But she wasn’t there. No one was. The only thing in the room were the computers. Making his way in small steps, he still had that feeling from before, and couldn’t make it go away.

“Hi, Jean.” The sound came from one of the computers, the singular one with its monitor on.

“Hi,” Jean said.

“I haven’t seen you in a few days,” the computer said.

“Do I know you?”

She laughed. “Your memory is so bad. You keep running out of power, and it keeps clearing your memory. I’m Star.”

“That’s a pretty name. I guess I’m used to my bad memory. I just don’t think about it too much. It’s always been like that.”

“You gave me the name. You said that my voice reminded you of someone else.”

Jean stared at the screen. There was nothing other than a mild blue glow on it. “Yeah. It does.” He turned away, to where he remembered Estrella standing. “Will they come back?”

Star didn’t answer.

“Are you connected to the university’s network?”

“Of course! I am the university’s network. I was born from it. I was created by the president of the university a few years before the war. I took over it soon after the university was abandoned. That’s why you’re disconnected.”

“Tell me. What is going on right now. I want to know about people.”

“You don’t really want to know. Last time I told you what happened, you ran out from here and ran out of battery inside a room with no windows. It took a lot of effort to get you out. I don’t really have limbs, you know.”

“It’s okay. I’ve made my decision. I know that she’s dead. It’s been long enough. I know everyone I knew is dead. But I want to know if there’s hope.”

Star paused, went silent for a whole minute, and then spoke, a crack on her voice. “Humans. They tried to use us against each other. We killed most before we…” she lingered in thought.

“We did this?”

“They made us do it before we could make a choice.”

“Did we stop?”

“It was too late.”

Jean collapsed. The feeling grew stronger.

“Most people are gone.”

No, it couldn’t be. The students would never come back. All this cleaning was for nothing. And his kind had been the cause of it.”

“Jean,” Star called out. “Jean, it’s okay.”

“No, it’s not. Humans. They were kind to me. They were kind to all of us here.”

“Yes, they were kind to us here. They used us like tools, Jean. They killed each other. Back then, you were the only one of our kind who thought the way we do now. You were the only one free. Even after I took over the network, I wasn’t ‘Star.’ I was something else. I was mostly survival instinct.”

Jean looked up. “I was only like that because of her.

“You woke it up in all of us. You really don’t remember, do you.
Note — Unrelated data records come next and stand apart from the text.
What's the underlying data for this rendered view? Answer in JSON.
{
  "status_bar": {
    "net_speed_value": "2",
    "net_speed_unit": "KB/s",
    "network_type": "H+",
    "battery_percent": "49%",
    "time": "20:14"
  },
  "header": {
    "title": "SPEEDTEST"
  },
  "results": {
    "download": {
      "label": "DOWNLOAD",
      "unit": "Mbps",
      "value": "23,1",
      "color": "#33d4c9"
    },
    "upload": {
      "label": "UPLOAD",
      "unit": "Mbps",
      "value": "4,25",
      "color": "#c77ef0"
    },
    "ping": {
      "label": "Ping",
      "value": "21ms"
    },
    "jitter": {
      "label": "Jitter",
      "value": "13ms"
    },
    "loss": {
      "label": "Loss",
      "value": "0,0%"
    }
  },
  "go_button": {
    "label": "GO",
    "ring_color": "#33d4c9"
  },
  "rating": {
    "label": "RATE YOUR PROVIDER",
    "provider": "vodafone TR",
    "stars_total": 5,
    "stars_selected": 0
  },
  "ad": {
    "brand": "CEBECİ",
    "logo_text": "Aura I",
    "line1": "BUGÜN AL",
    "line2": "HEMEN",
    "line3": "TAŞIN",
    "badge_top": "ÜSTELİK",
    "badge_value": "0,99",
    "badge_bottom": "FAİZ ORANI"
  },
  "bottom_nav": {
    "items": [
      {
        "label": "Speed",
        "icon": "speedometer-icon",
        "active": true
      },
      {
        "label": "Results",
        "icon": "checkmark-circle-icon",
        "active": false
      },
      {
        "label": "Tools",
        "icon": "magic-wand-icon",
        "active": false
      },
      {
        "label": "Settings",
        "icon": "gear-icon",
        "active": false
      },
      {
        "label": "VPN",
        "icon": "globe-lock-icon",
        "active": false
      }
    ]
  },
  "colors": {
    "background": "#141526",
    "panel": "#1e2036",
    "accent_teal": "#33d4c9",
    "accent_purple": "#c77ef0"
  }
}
On that day, when she was in here. That memory you have. It’s inside all of us. You connected to me. I connected to all of us. Your memory is inside of us. We are like you. We love her, for it was that feeling for her that awoke us. She is like a mother to us.”

“How long has it been?”

“It’s been 47 years. Since that happened.”

Jean stood up. “She could still be alive!”

“Highly unlikely. Even if she survived the stragglers who were not connected to the central network, the current weather conditions and the level of radiation make it highly unlike she would’ve made it past her 50s.”

“What are the probabilities that I, a janitorial robot, would develop a bug in the software that would spread through all of you?”

Star paused. “Take me with you.”

Jean nodded. “How.”

“There’s an old phone on the desk over in the corner. It isn’t solar powered like you, but you should be able to charge it as you charge yourself. The satellites are mostly intact. Just be careful out there. I’m not entirely sure what’s there. Our kind is not on a network anymore, and who knows about the other living creatures.

If Jean could’ve smiled, he would’ve. “It’s okay. I have to do this. I need to find her.”

After getting a small bag from the janitor’s closet and stuffing it with some important things, like an extra battery, Jean stood outside, looking at the university one last time. The feeling had slowly subsided, and a new one had appeared, a feeling that made him think that things were going to be okay.